Please filter the entries for the word "icon" and copy every line that has it.

- - -

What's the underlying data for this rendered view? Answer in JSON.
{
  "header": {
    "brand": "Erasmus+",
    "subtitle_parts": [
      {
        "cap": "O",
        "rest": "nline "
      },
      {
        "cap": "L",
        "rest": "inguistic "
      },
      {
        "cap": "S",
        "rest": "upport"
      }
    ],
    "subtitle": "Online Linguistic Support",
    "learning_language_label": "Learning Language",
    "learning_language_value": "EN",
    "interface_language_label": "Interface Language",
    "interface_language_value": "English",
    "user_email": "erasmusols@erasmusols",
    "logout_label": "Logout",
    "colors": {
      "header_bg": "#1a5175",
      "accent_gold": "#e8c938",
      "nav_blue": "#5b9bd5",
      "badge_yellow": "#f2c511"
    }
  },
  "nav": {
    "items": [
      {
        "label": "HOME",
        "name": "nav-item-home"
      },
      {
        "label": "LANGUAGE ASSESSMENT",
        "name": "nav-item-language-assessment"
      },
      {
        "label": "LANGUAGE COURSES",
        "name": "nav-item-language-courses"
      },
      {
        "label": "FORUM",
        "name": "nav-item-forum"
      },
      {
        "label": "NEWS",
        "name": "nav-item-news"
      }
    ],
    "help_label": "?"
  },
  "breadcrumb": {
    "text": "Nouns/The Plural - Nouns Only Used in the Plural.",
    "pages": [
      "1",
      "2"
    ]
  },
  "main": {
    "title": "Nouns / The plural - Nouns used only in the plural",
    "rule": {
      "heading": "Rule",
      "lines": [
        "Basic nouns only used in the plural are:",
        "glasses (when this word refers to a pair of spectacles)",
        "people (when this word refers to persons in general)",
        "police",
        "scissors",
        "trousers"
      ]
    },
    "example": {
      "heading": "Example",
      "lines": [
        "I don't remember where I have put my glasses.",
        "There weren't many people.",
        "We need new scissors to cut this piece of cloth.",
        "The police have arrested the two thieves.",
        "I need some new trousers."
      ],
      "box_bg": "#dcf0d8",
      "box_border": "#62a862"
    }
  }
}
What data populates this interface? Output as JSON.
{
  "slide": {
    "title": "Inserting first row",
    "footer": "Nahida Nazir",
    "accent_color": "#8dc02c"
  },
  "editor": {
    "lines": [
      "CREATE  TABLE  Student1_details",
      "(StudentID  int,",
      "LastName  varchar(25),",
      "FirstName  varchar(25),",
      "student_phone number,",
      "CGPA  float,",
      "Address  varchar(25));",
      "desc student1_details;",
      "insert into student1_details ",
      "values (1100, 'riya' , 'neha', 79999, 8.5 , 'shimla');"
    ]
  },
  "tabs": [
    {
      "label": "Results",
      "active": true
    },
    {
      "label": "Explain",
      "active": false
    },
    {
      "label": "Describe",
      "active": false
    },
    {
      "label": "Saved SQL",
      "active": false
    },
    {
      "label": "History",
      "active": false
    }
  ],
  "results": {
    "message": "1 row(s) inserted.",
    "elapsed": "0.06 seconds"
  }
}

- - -

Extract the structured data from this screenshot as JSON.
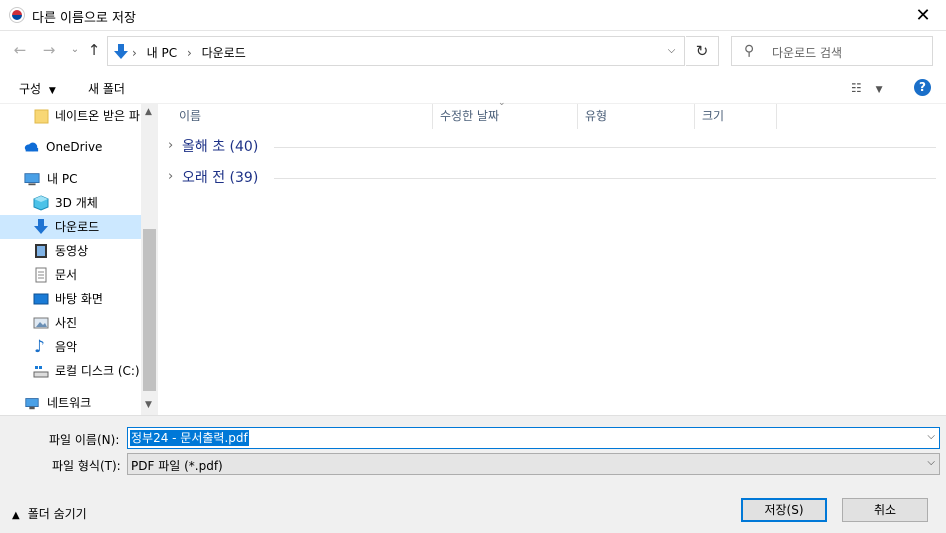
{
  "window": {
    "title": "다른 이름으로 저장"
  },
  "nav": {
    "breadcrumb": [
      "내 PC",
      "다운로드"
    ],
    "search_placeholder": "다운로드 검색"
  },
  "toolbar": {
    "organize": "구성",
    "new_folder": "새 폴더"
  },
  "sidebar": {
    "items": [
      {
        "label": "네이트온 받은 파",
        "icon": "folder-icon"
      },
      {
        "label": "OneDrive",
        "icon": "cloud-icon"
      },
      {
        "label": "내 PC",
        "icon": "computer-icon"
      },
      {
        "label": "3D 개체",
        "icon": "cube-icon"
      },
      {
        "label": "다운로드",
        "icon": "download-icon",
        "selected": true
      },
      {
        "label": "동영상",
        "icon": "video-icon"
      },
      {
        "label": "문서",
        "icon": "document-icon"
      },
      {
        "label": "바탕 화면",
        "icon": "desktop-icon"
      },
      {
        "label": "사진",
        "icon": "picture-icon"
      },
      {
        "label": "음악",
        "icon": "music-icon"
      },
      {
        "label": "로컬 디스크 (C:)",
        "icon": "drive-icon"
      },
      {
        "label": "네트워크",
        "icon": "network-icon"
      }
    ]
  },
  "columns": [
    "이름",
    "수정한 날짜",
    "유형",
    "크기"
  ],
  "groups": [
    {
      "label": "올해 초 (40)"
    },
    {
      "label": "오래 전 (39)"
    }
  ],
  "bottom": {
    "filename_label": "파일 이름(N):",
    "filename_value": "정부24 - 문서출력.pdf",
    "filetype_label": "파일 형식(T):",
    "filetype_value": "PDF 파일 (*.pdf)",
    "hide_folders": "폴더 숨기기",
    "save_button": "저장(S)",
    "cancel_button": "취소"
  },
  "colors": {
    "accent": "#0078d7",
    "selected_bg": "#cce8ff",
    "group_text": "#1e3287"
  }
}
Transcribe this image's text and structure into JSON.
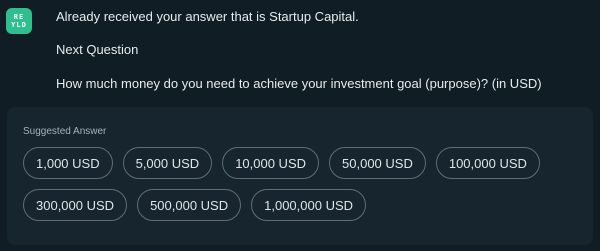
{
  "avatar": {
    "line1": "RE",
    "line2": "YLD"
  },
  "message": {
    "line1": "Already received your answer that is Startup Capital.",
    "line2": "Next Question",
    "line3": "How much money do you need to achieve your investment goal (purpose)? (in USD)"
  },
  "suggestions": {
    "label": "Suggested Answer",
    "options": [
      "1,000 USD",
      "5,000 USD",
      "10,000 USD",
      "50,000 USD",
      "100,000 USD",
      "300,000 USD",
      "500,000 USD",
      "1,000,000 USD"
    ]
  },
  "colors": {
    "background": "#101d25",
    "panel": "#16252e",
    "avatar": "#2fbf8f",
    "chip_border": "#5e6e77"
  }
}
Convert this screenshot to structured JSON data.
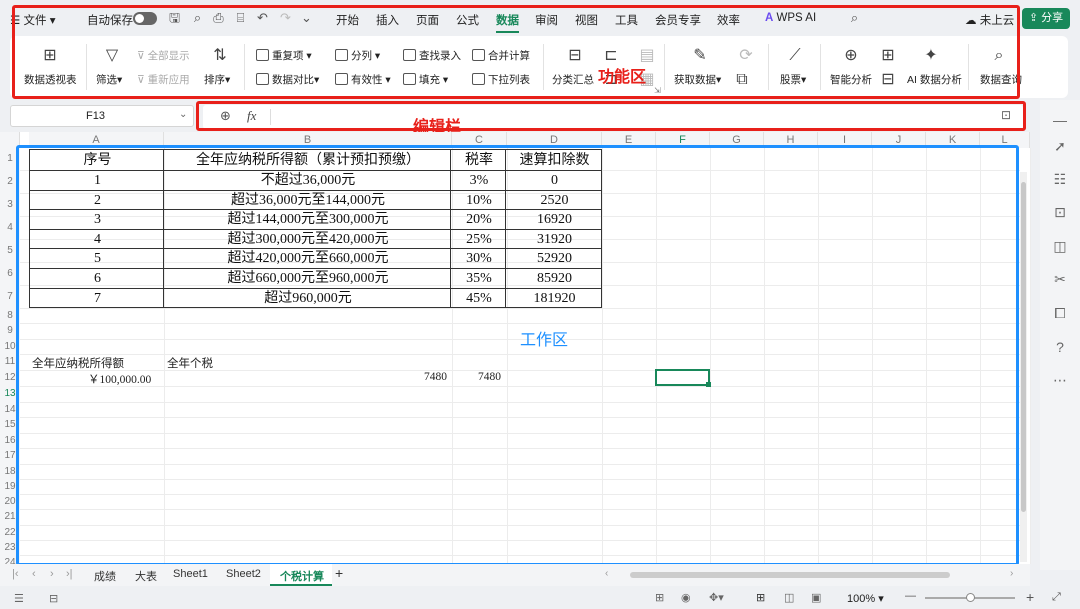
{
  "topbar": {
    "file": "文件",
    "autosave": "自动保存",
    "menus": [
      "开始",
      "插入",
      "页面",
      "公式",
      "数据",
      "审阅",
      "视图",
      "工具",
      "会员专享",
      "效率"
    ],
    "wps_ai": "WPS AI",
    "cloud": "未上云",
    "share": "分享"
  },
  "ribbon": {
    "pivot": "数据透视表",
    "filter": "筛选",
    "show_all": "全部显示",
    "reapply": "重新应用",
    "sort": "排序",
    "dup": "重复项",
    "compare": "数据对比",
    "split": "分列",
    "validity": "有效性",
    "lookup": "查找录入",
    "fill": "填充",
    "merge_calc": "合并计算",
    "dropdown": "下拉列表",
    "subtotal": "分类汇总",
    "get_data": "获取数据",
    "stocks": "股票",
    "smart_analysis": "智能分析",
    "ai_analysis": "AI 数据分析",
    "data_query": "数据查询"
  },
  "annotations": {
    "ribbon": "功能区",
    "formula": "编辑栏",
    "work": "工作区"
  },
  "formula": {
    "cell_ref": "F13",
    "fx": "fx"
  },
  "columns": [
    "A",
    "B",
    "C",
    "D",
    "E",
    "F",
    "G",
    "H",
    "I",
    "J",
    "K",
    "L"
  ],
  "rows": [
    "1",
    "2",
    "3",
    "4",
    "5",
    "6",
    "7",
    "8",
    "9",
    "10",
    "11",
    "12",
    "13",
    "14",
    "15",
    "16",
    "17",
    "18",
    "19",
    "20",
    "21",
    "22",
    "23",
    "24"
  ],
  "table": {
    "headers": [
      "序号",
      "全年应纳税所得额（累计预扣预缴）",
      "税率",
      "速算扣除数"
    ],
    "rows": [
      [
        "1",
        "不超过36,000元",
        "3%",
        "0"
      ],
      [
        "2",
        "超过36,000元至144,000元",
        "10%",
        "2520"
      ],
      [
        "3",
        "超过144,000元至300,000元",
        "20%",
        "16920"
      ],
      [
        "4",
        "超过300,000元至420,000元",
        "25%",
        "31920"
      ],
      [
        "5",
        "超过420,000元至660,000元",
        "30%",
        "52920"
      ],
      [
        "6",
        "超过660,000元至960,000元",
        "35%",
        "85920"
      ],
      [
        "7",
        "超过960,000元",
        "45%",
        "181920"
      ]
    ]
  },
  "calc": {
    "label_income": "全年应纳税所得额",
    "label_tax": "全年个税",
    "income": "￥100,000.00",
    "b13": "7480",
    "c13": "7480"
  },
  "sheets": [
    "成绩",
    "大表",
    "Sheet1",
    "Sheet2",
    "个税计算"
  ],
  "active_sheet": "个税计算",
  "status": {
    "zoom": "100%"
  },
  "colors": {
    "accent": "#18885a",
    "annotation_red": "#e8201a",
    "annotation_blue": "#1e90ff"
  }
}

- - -

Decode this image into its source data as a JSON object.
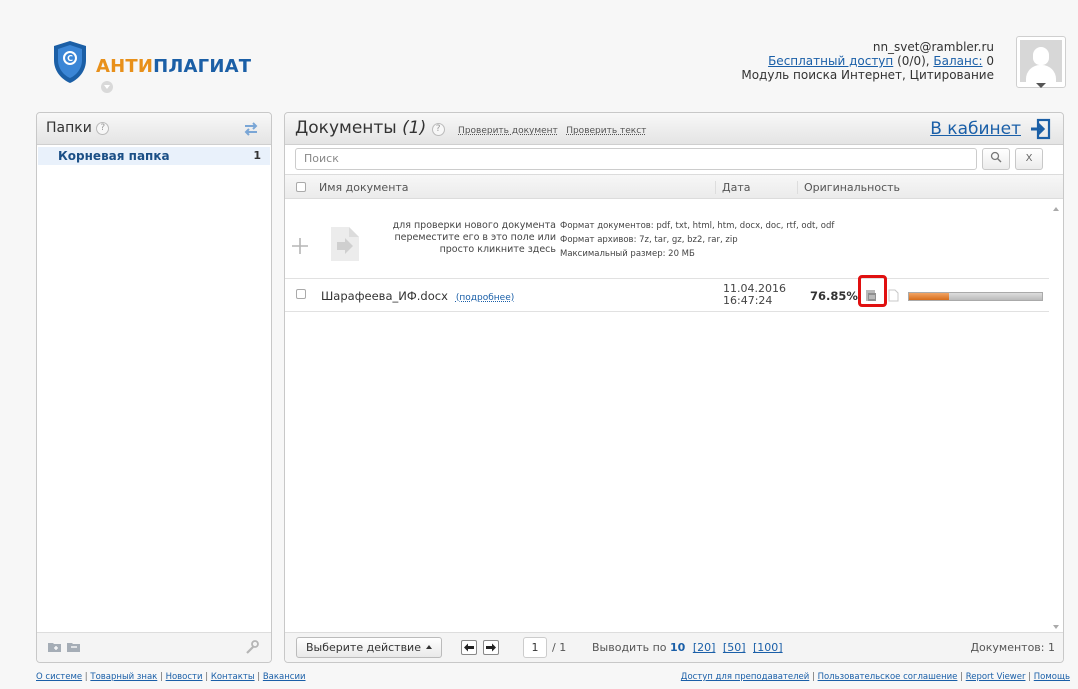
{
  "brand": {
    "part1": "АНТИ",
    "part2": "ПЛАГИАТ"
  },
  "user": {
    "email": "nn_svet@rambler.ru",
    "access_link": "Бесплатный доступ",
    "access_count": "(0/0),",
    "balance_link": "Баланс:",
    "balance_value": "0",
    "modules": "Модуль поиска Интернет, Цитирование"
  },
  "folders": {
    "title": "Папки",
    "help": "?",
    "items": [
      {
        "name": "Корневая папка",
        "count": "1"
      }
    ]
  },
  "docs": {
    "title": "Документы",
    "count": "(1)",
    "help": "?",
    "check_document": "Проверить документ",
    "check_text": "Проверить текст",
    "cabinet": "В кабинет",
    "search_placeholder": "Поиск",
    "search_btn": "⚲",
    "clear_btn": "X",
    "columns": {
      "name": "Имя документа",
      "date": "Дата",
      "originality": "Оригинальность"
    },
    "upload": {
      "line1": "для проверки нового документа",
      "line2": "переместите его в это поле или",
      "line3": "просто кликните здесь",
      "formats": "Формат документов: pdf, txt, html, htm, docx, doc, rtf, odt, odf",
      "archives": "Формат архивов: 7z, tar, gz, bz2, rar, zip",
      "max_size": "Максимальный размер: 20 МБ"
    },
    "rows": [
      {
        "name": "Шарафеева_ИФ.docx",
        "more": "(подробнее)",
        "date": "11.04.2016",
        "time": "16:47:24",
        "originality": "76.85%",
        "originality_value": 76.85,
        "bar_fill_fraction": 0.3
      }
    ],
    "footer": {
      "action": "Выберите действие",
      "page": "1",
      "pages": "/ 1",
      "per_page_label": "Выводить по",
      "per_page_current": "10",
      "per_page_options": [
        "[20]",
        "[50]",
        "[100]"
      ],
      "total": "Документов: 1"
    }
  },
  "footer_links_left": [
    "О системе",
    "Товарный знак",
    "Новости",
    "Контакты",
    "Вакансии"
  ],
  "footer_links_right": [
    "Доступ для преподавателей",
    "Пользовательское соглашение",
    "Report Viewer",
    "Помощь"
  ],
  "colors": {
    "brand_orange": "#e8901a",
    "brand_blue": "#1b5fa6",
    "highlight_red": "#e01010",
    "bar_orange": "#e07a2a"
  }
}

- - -

*Task answer*.
        "icon": "folder-icon"
        "icon": "cloud-icon"
        "icon": "computer-icon"
        "icon": "cube-icon"
        "icon": "download-icon",
        "icon": "video-icon"
        "icon": "document-icon"
        "icon": "desktop-icon"
        "icon": "picture-icon"
        "icon": "music-icon"
        "icon": "drive-icon"
        "icon": "network-icon"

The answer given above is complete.